> Work to be completed: Leaving out the pictures, write the following records exactly as they read.

Component data from apps and pages
[Start of Attachment]
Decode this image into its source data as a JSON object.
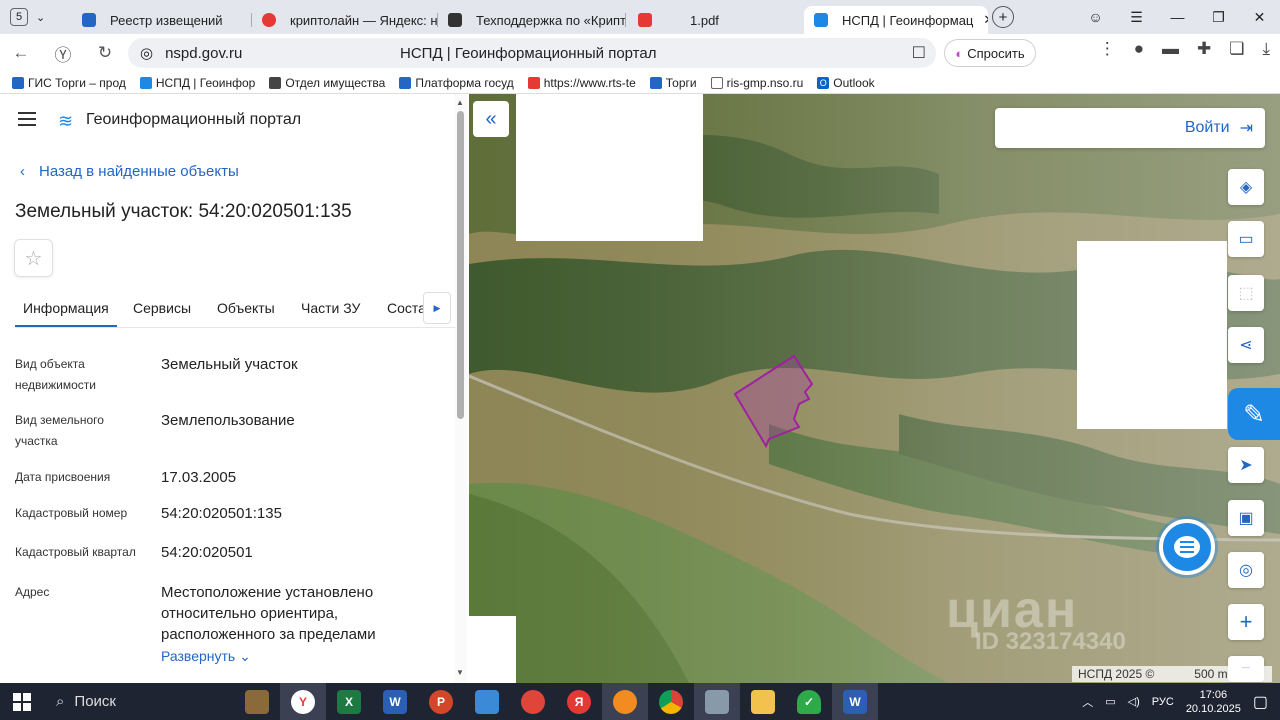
{
  "browser": {
    "tab_count": "5",
    "tabs": [
      {
        "label": "Реестр извещений",
        "color": "#2466c4"
      },
      {
        "label": "криптолайн — Яндекс: на",
        "color": "#e53935"
      },
      {
        "label": "Техподдержка по «Крипт",
        "color": "#333333"
      },
      {
        "label": "1.pdf",
        "color": "#e53935"
      },
      {
        "label": "НСПД | Геоинформац",
        "color": "#1e88e5"
      }
    ],
    "new_tab_label": "+",
    "url_domain": "nspd.gov.ru",
    "page_title": "НСПД | Геоинформационный портал",
    "ask_label": "Спросить",
    "bookmarks": [
      {
        "label": "ГИС Торги – прод",
        "color": "#2466c4"
      },
      {
        "label": "НСПД | Геоинфор",
        "color": "#1e88e5"
      },
      {
        "label": "Отдел имущества",
        "color": "#444444"
      },
      {
        "label": "Платформа госуд",
        "color": "#2466c4"
      },
      {
        "label": "https://www.rts-te",
        "color": "#e53935"
      },
      {
        "label": "Торги",
        "color": "#2466c4"
      },
      {
        "label": "ris-gmp.nso.ru",
        "color": "#666666"
      },
      {
        "label": "Outlook",
        "color": "#0a64c8"
      }
    ]
  },
  "panel": {
    "portal_title": "Геоинформационный портал",
    "back_label": "Назад в найденные объекты",
    "object_title": "Земельный участок: 54:20:020501:135",
    "tabs": [
      "Информация",
      "Сервисы",
      "Объекты",
      "Части ЗУ",
      "Соста"
    ],
    "fields": [
      {
        "key": "Вид объекта недвижимости",
        "value": "Земельный участок"
      },
      {
        "key": "Вид земельного участка",
        "value": "Землепользование"
      },
      {
        "key": "Дата присвоения",
        "value": "17.03.2005"
      },
      {
        "key": "Кадастровый номер",
        "value": "54:20:020501:135"
      },
      {
        "key": "Кадастровый квартал",
        "value": "54:20:020501"
      },
      {
        "key": "Адрес",
        "value": "Местоположение установлено относительно ориентира, расположенного за пределами"
      }
    ],
    "expand_label": "Развернуть"
  },
  "map": {
    "login_label": "Войти",
    "copyright": "НСПД 2025 ©",
    "scale": "500 m",
    "watermark": "циан",
    "watermark_id": "ID 323174340",
    "parcel_color": "#a020a0"
  },
  "taskbar": {
    "search_label": "Поиск",
    "lang": "РУС",
    "time": "17:06",
    "date": "20.10.2025"
  }
}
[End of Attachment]
> Exercise response:
Decode this image into its source data as a JSON object.
{
  "browser": {
    "tab_count": "5",
    "tabs": [
      {
        "label": "Реестр извещений",
        "color": "#2466c4"
      },
      {
        "label": "криптолайн — Яндекс: на",
        "color": "#e53935"
      },
      {
        "label": "Техподдержка по «Крипт",
        "color": "#333333"
      },
      {
        "label": "1.pdf",
        "color": "#e53935"
      },
      {
        "label": "НСПД | Геоинформац",
        "color": "#1e88e5"
      }
    ],
    "new_tab_label": "+",
    "url_domain": "nspd.gov.ru",
    "page_title": "НСПД | Геоинформационный портал",
    "ask_label": "Спросить",
    "bookmarks": [
      {
        "label": "ГИС Торги – прод",
        "color": "#2466c4"
      },
      {
        "label": "НСПД | Геоинфор",
        "color": "#1e88e5"
      },
      {
        "label": "Отдел имущества",
        "color": "#444444"
      },
      {
        "label": "Платформа госуд",
        "color": "#2466c4"
      },
      {
        "label": "https://www.rts-te",
        "color": "#e53935"
      },
      {
        "label": "Торги",
        "color": "#2466c4"
      },
      {
        "label": "ris-gmp.nso.ru",
        "color": "#666666"
      },
      {
        "label": "Outlook",
        "color": "#0a64c8"
      }
    ]
  },
  "panel": {
    "portal_title": "Геоинформационный портал",
    "back_label": "Назад в найденные объекты",
    "object_title": "Земельный участок: 54:20:020501:135",
    "tabs": [
      "Информация",
      "Сервисы",
      "Объекты",
      "Части ЗУ",
      "Соста"
    ],
    "fields": [
      {
        "key": "Вид объекта недвижимости",
        "value": "Земельный участок"
      },
      {
        "key": "Вид земельного участка",
        "value": "Землепользование"
      },
      {
        "key": "Дата присвоения",
        "value": "17.03.2005"
      },
      {
        "key": "Кадастровый номер",
        "value": "54:20:020501:135"
      },
      {
        "key": "Кадастровый квартал",
        "value": "54:20:020501"
      },
      {
        "key": "Адрес",
        "value": "Местоположение установлено относительно ориентира, расположенного за пределами"
      }
    ],
    "expand_label": "Развернуть"
  },
  "map": {
    "login_label": "Войти",
    "copyright": "НСПД 2025 ©",
    "scale": "500 m",
    "watermark": "циан",
    "watermark_id": "ID 323174340",
    "parcel_color": "#a020a0"
  },
  "taskbar": {
    "search_label": "Поиск",
    "lang": "РУС",
    "time": "17:06",
    "date": "20.10.2025"
  }
}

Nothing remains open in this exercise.